◆ Task to carry out: The data below is to be written out exactly, with no pictures.

◆ Data:
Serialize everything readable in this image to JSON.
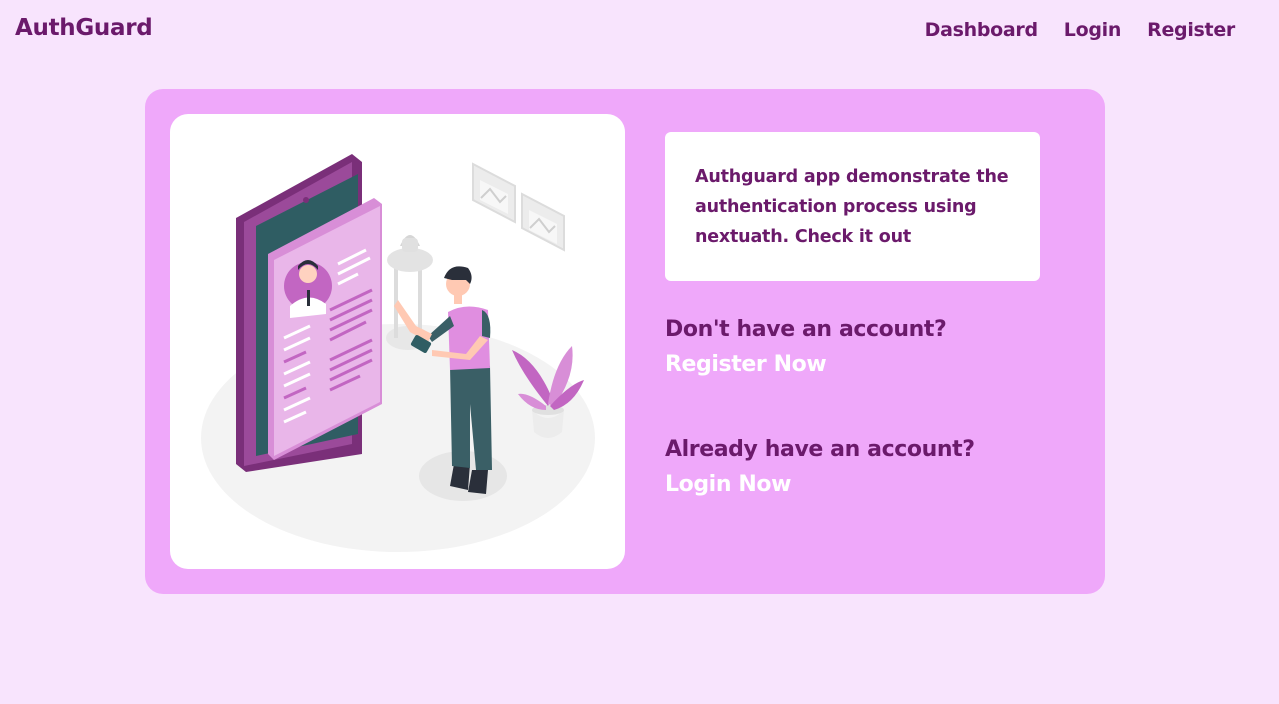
{
  "header": {
    "brand": "AuthGuard",
    "nav": {
      "dashboard": "Dashboard",
      "login": "Login",
      "register": "Register"
    }
  },
  "main": {
    "description": "Authguard app demonstrate the authentication process using nextuath. Check it out",
    "register_cta": {
      "question": "Don't have an account?",
      "link": "Register Now"
    },
    "login_cta": {
      "question": "Already have an account?",
      "link": "Login Now"
    }
  },
  "colors": {
    "page_background": "#f8e4fd",
    "card_background": "#efa8fa",
    "text_primary": "#6b1a6b",
    "link_text": "#ffffff"
  },
  "illustration": "person-with-phone-profile-illustration"
}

◆ Result for this task:
Serialize everything readable in this image to JSON.
{
  "header": {
    "brand": "AuthGuard",
    "nav": {
      "dashboard": "Dashboard",
      "login": "Login",
      "register": "Register"
    }
  },
  "main": {
    "description": "Authguard app demonstrate the authentication process using nextuath. Check it out",
    "register_cta": {
      "question": "Don't have an account?",
      "link": "Register Now"
    },
    "login_cta": {
      "question": "Already have an account?",
      "link": "Login Now"
    }
  },
  "colors": {
    "page_background": "#f8e4fd",
    "card_background": "#efa8fa",
    "text_primary": "#6b1a6b",
    "link_text": "#ffffff"
  },
  "illustration": "person-with-phone-profile-illustration"
}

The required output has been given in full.